In the post-war decade Stalin's strangle still held the breathe but in the end of 1950-ies some free air was allowed, though this freedom was an illusion.

Nowadays the reality of 1940-1950-s looks more like a frightening grotesque. Boris Sveshnikov had to spend seven years on the forest felling as a result of a fabricated trial, and his art held the scent of phantasmagoria and illusion. He illustrated books as a means to earn money and created wonderful drawings to many fantastic, romantic and symbolic novels. The beautiful and the disgusting started living side by side in Boris Sveshnikov's artworks, the verge being thin and even erased the Kafkian way.
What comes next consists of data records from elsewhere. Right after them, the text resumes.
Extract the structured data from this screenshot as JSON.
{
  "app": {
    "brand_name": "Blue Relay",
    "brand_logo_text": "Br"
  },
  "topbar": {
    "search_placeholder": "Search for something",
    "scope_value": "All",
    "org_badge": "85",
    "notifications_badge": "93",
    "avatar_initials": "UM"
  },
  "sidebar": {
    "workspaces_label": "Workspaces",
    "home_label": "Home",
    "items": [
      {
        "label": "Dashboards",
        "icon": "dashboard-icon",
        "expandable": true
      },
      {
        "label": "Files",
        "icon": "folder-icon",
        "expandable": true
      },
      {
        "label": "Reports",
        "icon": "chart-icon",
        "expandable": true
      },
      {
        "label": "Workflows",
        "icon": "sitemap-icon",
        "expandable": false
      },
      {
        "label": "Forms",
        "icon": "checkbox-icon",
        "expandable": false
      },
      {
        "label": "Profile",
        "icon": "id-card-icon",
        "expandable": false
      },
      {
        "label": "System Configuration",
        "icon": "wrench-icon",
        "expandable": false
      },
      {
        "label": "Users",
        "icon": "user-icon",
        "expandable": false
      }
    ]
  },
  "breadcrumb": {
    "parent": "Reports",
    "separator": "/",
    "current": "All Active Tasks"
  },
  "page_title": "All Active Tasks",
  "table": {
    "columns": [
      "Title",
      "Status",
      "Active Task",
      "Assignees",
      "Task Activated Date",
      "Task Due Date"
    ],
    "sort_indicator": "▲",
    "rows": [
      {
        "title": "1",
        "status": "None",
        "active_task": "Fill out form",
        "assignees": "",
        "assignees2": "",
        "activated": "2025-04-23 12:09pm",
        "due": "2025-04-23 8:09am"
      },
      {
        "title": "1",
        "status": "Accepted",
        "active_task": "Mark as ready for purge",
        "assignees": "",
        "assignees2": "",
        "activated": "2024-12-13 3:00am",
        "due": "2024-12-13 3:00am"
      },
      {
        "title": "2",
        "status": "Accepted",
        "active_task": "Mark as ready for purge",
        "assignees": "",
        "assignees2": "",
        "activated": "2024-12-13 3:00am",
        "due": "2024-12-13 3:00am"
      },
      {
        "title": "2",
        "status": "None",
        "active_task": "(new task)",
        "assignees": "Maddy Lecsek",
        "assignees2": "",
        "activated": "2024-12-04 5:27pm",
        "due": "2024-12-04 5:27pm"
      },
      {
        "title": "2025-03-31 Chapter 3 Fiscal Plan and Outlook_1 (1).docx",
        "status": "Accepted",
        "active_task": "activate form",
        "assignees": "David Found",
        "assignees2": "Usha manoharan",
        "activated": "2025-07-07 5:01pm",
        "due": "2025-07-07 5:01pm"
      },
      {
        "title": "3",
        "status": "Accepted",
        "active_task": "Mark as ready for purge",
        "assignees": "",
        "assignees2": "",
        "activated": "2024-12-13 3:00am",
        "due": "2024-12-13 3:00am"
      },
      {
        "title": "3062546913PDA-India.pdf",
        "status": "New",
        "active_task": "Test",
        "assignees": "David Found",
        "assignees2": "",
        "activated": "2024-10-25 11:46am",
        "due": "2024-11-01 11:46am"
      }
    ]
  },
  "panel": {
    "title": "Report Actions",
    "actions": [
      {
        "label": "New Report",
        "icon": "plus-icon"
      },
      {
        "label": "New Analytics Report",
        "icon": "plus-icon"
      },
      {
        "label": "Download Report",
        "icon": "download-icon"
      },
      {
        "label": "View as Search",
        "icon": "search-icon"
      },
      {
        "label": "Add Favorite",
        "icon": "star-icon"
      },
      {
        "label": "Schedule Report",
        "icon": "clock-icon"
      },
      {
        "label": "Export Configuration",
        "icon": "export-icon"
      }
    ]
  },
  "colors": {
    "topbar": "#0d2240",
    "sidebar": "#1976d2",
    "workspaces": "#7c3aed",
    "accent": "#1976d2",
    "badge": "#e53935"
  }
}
Vasily Sitnikov spent three years in a psychiatric prison, where he developed two ways to escape intolerable reality: he either cultivated an image of a grotesque jester, or made artworks inspired by his own fantasy born in the exalted state of mind. His cosmic portrayal of freedom, of endless fields and flying Soul show the power of Sitnikov's stamina, creativity and desire for the breakout to unlimited nowhere.

Aleksander Kharitonov is the most joyous storyteller out of all non-conformist artists. His kind, illusionary characters live in a graceful world full of harmony and peace, one can almost feel this ephemerality physically. Kharitonov's paintings are calm and contemplative, so different from Sveshnikov's phantasmagoria.

The gallery shows more than 30 early works by Aleksander Kharitonov (1932–1993), Boris Sveshnikov (1927–1998) and Vasily Sitnikov (1915–1987) from private collections.

Natalia Kournikova

Translated by
Polina Vologdina